Sunday, May 17, 2009
The Shifting Seasons
As the year passes by, new Bigby birds become more and more difficult to root out. It is easy to add a few dozen new species the first few times out in a year, but after that you are lucky if you tally half a dozen with an all-day ride. I rode over forty miles today and managed to dig out only four new Bigby birds. That’s over ten miles for each bird.
I haven’t taken a long bike ride since late February, so I knew I would at least score a couple easy birds. My main targets for the day were Grasshopper Sparrow and Least Tern. The tern I could get any time all summer long, as this species frequents San Joaquin Wildlife Sanctuary and Upper Newport Bay. Grasshopper Sparrows are easy enough to find along Shady Canyon on the far side of University California Irvine, but it is a five-mile side trip up a large hill. As a result, I drag my rear end up there once a year, and once I have heard them I gleefully coast down the hill with Grasshopper Sparrow on my list.
I decided to leave early, around six fifteen, so I would make it down to Shady Canyon while the sparrows were still singing. Once I arrived at Shady Canyon, I immediately heard the Grasshopper Sparrows – two of them – buzzing away from the grassy slopes above the road. Great. I puttered around for a few more minutes before turning around and heading to San Joaquin. See you next year, sparrows.
The Least Terns at San Joaquin Wildlife Sanctuary also posed no problem. I easily found several flying around the first few ponds. While watching the terns, I noticed a Bonaparte’s Gull paddling around Pond C. Somewhat surprisingly, this was also a new Bigby bird for me (number two hundred, in fact!)
I wandered around San Joaquin for a couple hours, finding nothing extraordinary. All the neat winter birds – ducks and shorebirds – are gone, and I found very few migrants. However, there was a lot of breeding activity. Perhaps the most obvious were the American Avocets. The fluffy babies were prancing around the ponds, ignoring their shouting parents who were attempting to herd them around.
The most interesting nesting activity was happening on the Campus Dr. bridge over the San Diego Creek. Hundreds of Cliff Swallow nests line the sides of the bridge, and swarms of the swallows were fluttering around making a racket. It is very entertaining to stand below the bridge and drink in the spectacle: swallows poking their heads out of the nest holes, others gathering mud to be added on to the nests, and still others just flying around seemingly randomly.
In the late morning I decided to take a spin around Upper Newport to look for Elegant Terns. I had no luck with the Elegant Terns, and had very few birds overall. Only a few rather cruddy-looking shorebirds were around, probably second-years oversummering. All the ducks were gone. There were hundreds of Black Skimmers hanging around the nesting island at the north end of the bay, along with Forster’s and Least Terns. I gave up and headed towards home without finding any new Bigby birds.

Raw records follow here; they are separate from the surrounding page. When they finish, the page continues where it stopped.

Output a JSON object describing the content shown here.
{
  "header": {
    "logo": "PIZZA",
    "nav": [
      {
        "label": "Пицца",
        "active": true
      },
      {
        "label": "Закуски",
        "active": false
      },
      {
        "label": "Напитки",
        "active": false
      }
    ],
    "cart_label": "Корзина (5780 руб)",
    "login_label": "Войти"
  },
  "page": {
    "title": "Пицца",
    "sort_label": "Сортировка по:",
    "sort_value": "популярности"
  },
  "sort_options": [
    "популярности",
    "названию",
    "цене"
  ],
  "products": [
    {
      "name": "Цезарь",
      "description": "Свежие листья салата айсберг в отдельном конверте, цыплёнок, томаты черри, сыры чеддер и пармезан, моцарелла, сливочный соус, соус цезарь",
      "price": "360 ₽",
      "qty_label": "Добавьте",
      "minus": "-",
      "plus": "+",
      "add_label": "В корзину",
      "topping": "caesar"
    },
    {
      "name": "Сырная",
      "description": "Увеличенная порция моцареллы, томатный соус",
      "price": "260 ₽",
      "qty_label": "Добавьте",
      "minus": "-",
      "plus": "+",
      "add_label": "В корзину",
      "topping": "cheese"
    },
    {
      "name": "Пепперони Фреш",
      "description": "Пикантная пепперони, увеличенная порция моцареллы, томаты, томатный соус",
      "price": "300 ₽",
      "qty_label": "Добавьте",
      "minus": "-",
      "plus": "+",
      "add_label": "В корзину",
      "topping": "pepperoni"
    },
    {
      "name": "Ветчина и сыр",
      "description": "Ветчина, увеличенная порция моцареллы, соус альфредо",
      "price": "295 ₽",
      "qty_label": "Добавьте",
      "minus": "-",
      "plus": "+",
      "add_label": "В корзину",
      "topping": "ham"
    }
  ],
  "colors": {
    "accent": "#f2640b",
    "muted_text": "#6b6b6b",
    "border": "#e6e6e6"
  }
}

While I was biking from Shady Canyon to San Joaquin earlier in the morning, I made a great discovery. Instead of taking the long way back through Mason Regional Park, I cut across from Culver on Campus. There, within a quarter mile of San Joaquin, I found an In-N-Out Burger restaurant. As I was biking from Upper Newport Bay, I was hungry, but I didn’t really feel like eating a squished peanut butter and jelly sandwich. I took the short detour to In-N-Out. As I looked over the menu (it isn’t hard to choose at In-N-Out, since there are only a handful of options), I pulled out my wallet and was horrified to find that I had only three dollars. Three bucks isn’t enough for a combo, but a burger and a small drink are only a few cents short of three dollars. Unfortunately, I had forgotten about a little thing called sales tax. Turns out I was fourteen cents short. Thankfully, the guy at the register let me off the hook and gave me $3.14 of food for $3.00.
After wolfing down my burger I headed for home. However, that plan changed when I last-minute decided to make a quick stop at Mason Regional Park. I’m glad I did. The park had decent numbers of migrants, which was nice to see after a couple weeks of absolutely dismal migration. The only new Bigby bird I found was Hermit Warbler (which I had actually been getting worried about), but I saw lots of Wilson’s, Townsend’s, Orange-crowned, and Yellow Warblers, along with Western Tanager, Black-headed Grosbeak, and Warbling Vireo.
I finally tore myself away from Mason and shot homeward. I kept my cruising speed around sixteen miles per hour and managed to get up the long hill on Jamboree Road without stopping. When I reached home, I was tired, dirty, and sunburned, but I had four new Bigby birds under my belt. These four new ones pushed my Bigby list up to two hundred and one. Here are a few more photos from the day.